THE TASK: Look through the data below and return each line where "selectors" appears.
++++ SUPPLIED MATERIAL ++++
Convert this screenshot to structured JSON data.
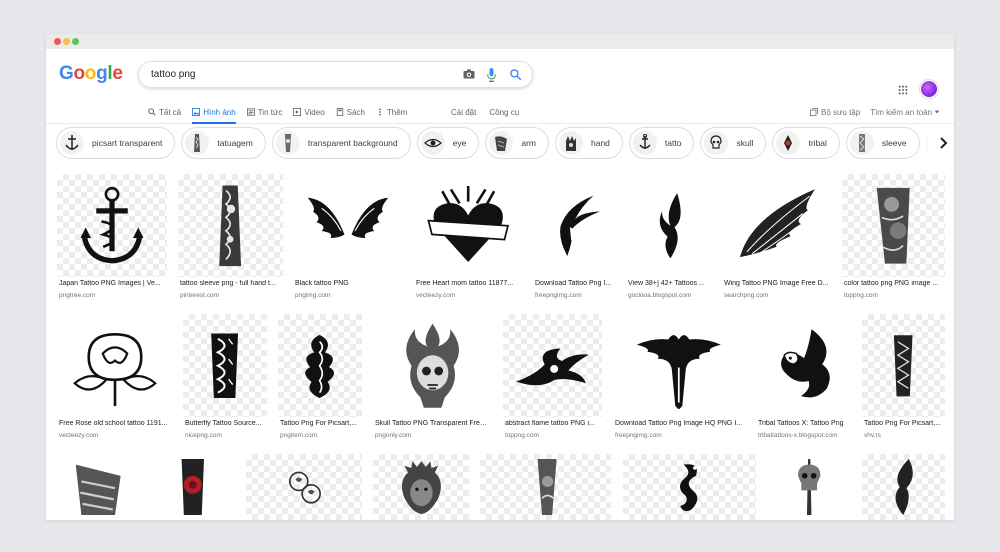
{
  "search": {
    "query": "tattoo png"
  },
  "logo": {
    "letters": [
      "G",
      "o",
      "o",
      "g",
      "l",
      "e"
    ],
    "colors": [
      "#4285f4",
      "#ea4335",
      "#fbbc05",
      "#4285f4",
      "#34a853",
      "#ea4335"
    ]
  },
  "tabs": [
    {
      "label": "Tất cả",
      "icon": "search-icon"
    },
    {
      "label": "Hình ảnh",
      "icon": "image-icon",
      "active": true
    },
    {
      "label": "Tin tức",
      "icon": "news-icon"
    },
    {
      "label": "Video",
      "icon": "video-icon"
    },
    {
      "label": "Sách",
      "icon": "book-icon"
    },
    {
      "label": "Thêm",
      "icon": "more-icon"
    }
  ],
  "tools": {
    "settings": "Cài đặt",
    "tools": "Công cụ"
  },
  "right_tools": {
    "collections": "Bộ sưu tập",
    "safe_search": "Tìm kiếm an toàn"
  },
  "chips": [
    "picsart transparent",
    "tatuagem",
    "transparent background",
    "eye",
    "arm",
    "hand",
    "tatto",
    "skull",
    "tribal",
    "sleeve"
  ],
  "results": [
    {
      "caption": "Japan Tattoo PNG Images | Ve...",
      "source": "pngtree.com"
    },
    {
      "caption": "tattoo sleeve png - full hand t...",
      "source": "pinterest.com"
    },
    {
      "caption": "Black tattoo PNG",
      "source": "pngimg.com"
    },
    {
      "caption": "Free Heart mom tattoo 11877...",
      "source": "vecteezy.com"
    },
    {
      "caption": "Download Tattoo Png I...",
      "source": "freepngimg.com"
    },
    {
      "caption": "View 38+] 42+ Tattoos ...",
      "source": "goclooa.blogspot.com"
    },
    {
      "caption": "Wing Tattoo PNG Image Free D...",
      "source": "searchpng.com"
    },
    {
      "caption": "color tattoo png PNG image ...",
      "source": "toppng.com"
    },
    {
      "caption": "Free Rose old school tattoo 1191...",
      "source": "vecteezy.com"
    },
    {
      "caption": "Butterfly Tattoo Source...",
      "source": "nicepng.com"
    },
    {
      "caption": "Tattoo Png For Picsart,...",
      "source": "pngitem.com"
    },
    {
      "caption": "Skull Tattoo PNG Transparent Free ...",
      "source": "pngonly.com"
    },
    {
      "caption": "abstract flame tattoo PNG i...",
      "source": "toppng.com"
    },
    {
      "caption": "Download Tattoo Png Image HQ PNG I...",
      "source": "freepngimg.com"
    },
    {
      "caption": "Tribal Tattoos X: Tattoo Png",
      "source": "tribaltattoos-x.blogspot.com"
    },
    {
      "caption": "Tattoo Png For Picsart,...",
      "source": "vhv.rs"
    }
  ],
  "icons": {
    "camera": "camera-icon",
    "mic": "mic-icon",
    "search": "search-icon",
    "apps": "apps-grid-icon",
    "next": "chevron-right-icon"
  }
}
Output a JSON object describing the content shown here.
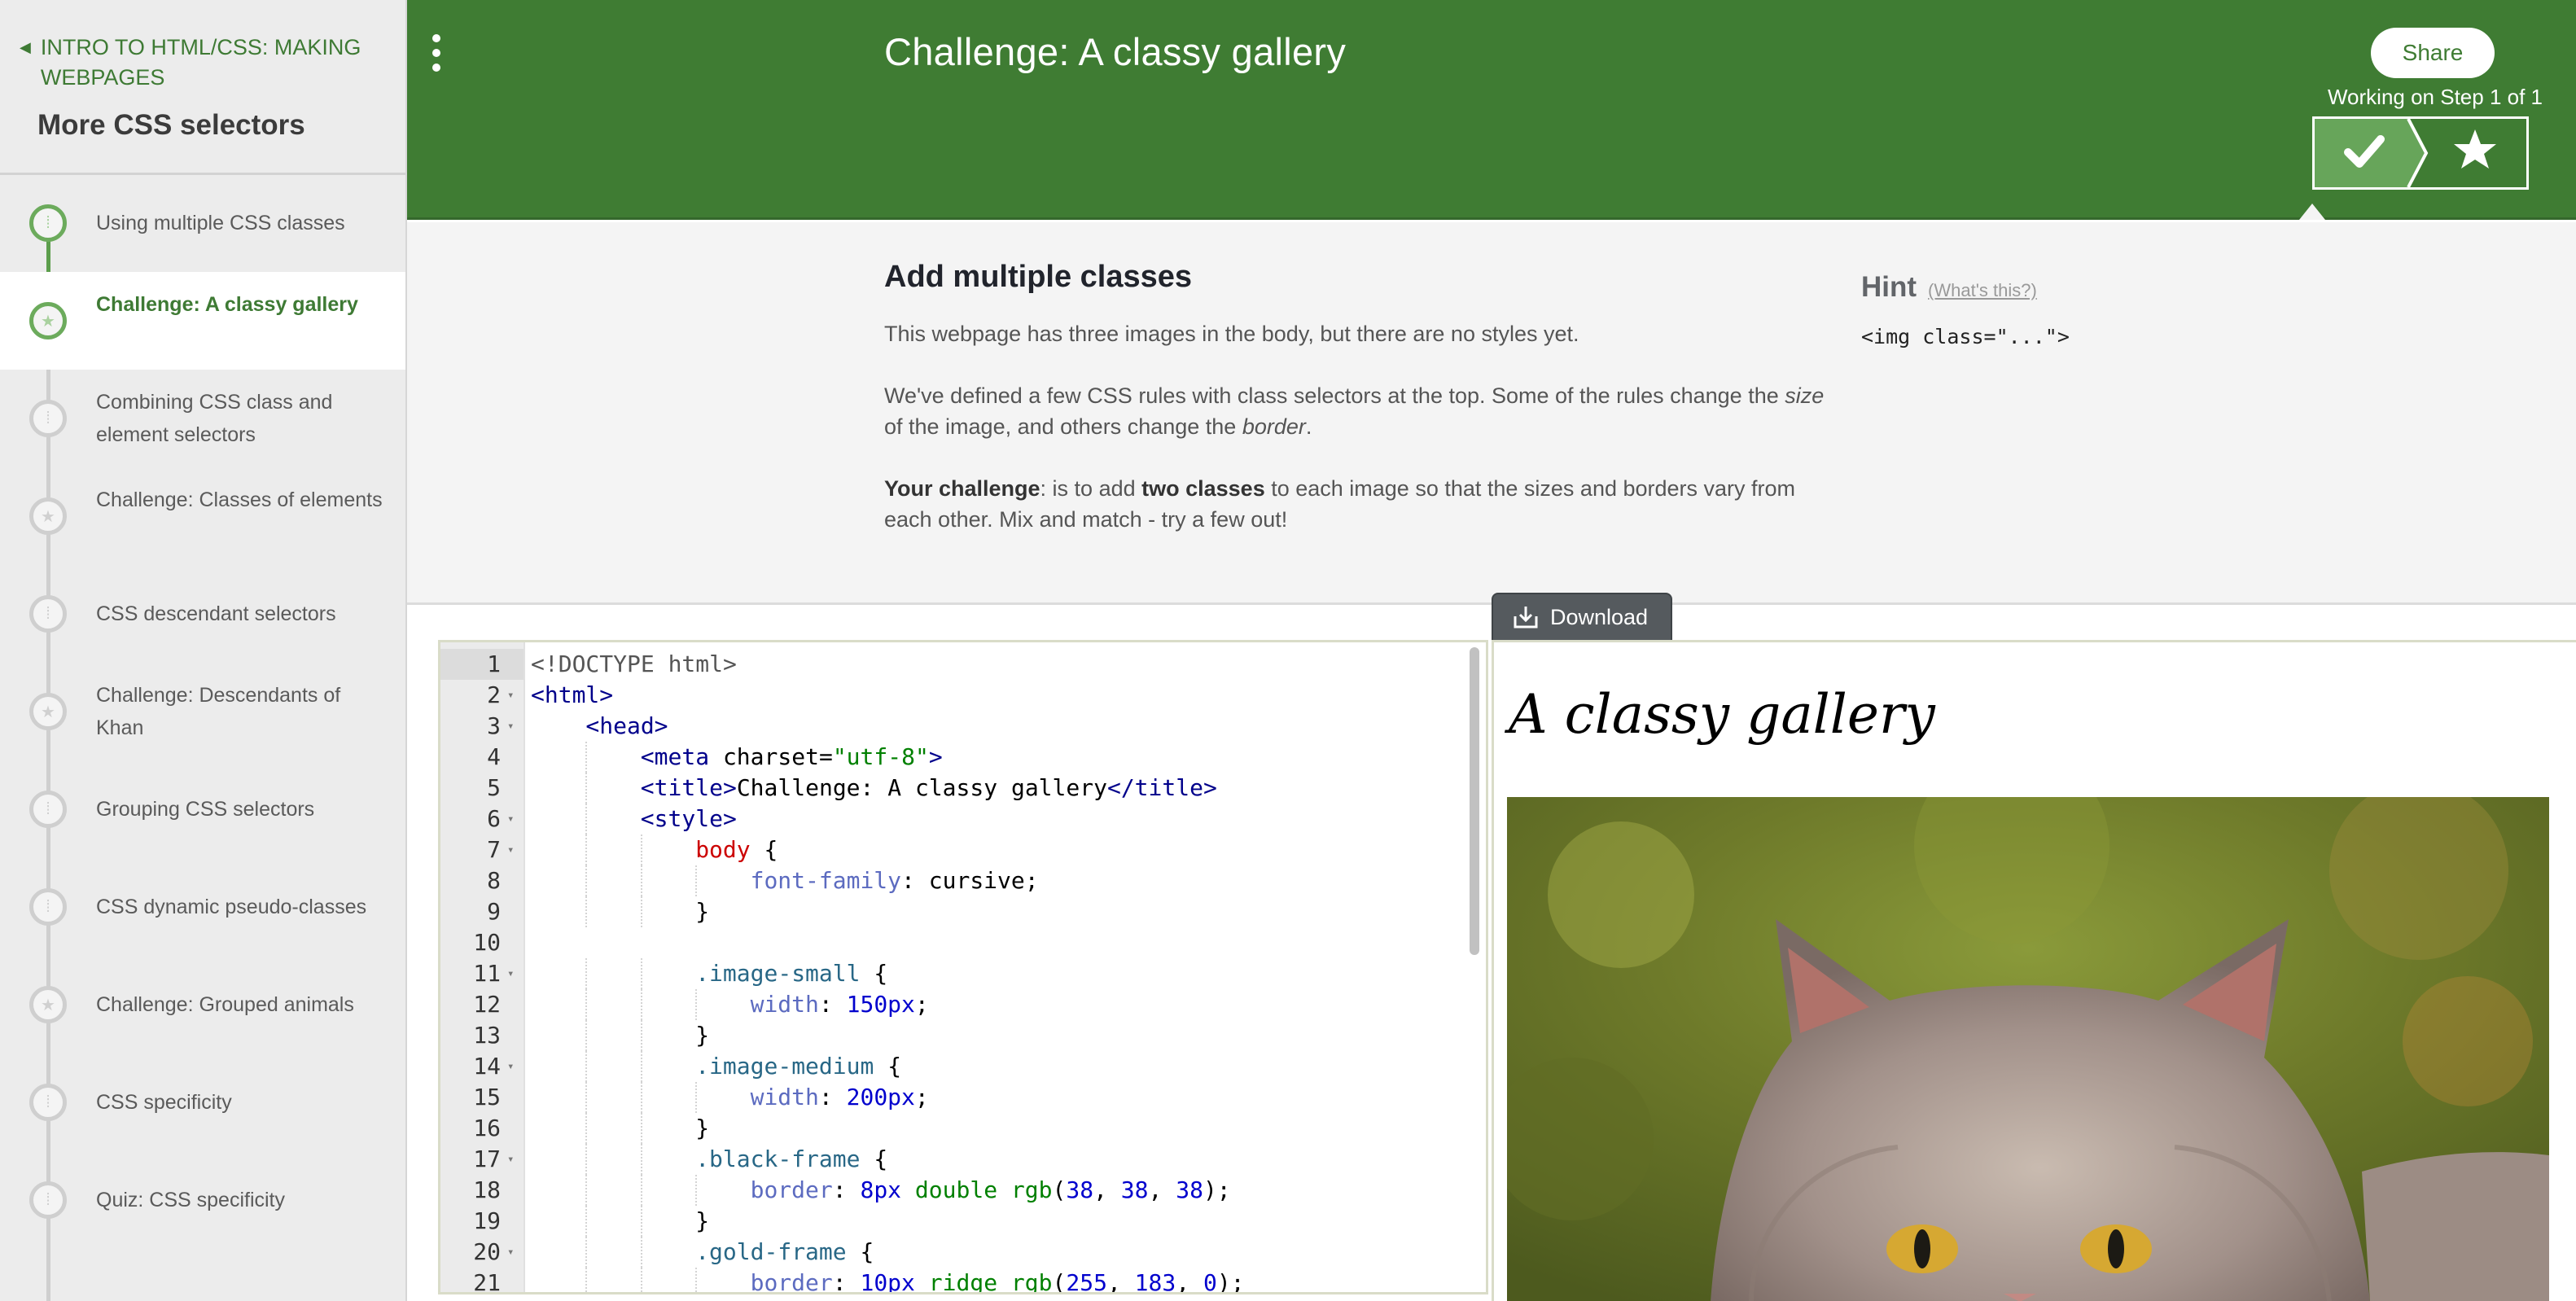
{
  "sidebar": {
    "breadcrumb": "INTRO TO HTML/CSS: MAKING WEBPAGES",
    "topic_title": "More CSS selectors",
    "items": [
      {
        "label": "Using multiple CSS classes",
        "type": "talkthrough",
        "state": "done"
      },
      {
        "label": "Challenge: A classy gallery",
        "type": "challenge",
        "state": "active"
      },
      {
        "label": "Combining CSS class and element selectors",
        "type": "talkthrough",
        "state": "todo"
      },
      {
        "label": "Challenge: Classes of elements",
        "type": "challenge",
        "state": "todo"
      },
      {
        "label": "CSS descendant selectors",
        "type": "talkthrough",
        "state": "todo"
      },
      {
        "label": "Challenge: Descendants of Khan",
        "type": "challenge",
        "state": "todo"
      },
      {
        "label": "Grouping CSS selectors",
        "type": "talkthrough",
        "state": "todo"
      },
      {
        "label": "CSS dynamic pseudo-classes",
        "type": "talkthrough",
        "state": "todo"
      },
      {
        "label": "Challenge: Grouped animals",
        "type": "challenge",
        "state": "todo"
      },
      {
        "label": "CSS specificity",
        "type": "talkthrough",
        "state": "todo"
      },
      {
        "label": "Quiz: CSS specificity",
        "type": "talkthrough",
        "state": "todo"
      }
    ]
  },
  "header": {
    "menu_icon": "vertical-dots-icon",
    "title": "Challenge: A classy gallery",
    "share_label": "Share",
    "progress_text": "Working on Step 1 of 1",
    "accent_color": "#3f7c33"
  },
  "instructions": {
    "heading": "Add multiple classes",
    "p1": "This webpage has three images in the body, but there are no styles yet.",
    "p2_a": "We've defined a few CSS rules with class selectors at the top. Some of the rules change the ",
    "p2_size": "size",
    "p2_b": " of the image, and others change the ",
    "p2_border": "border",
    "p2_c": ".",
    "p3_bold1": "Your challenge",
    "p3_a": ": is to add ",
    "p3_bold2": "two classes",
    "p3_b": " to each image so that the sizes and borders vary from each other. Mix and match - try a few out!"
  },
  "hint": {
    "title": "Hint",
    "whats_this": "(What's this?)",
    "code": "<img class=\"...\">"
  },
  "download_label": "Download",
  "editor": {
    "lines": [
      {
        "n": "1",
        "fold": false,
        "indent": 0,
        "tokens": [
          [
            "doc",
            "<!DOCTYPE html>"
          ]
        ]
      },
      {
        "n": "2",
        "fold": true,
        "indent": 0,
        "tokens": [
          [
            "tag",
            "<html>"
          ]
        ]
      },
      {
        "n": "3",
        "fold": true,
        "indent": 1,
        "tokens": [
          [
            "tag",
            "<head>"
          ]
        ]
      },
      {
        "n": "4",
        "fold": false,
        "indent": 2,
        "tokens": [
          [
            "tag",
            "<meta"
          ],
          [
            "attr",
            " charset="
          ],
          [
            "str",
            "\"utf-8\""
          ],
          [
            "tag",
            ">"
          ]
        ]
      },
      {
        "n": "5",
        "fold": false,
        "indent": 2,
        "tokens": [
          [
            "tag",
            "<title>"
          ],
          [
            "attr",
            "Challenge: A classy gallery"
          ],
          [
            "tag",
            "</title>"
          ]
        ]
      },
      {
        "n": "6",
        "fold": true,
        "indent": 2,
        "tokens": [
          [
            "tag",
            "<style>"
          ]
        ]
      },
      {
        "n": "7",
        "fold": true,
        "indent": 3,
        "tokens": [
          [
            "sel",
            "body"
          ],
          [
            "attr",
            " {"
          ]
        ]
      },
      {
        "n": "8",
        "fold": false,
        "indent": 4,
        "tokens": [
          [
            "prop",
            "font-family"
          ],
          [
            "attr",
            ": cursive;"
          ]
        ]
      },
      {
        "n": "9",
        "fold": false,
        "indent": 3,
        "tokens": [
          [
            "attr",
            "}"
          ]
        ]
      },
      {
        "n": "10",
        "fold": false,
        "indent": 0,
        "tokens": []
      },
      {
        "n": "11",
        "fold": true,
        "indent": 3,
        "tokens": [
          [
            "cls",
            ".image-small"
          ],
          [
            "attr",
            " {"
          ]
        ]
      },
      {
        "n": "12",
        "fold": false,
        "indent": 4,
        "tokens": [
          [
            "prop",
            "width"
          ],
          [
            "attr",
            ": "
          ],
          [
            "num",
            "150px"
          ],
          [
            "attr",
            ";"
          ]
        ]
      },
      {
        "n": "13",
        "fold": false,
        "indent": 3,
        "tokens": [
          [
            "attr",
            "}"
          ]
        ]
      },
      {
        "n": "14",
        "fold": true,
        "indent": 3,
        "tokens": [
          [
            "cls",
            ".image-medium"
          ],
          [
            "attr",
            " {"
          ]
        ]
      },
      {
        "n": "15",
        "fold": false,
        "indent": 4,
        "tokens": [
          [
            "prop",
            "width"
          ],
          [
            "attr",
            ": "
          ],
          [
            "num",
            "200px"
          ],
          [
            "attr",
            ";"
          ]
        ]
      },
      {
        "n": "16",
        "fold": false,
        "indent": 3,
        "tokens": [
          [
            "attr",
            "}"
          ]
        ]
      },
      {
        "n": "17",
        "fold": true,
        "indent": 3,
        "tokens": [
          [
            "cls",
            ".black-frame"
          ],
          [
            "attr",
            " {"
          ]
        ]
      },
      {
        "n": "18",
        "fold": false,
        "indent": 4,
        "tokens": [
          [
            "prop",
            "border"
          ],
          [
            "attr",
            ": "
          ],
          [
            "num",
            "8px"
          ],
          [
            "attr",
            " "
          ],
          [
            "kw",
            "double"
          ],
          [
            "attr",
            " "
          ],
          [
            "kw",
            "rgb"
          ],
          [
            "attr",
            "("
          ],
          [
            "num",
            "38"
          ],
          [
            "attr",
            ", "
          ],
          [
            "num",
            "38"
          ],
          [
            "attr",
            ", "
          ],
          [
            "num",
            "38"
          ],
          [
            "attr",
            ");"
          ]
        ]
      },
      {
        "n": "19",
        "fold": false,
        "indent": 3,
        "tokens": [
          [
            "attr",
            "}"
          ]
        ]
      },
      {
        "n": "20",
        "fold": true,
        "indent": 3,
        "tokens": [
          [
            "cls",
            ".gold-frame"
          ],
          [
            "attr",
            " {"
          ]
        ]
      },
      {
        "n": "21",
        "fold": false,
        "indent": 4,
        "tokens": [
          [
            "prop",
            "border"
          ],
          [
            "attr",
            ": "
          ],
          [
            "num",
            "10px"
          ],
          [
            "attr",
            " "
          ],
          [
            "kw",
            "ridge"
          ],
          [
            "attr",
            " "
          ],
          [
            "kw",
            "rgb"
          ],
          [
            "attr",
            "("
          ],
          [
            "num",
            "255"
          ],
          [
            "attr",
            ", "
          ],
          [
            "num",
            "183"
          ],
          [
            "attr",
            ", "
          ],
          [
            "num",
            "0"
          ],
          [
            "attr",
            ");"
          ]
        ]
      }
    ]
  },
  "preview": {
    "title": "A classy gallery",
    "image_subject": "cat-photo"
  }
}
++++
WORKED SOLUTION:
    "topic_title": "More CSS selectors",
        "label": "Combining CSS class and element selectors",
        "label": "CSS descendant selectors",
        "label": "Grouping CSS selectors",
    "p2_a": "We've defined a few CSS rules with class selectors at the top. Some of the rules change the ",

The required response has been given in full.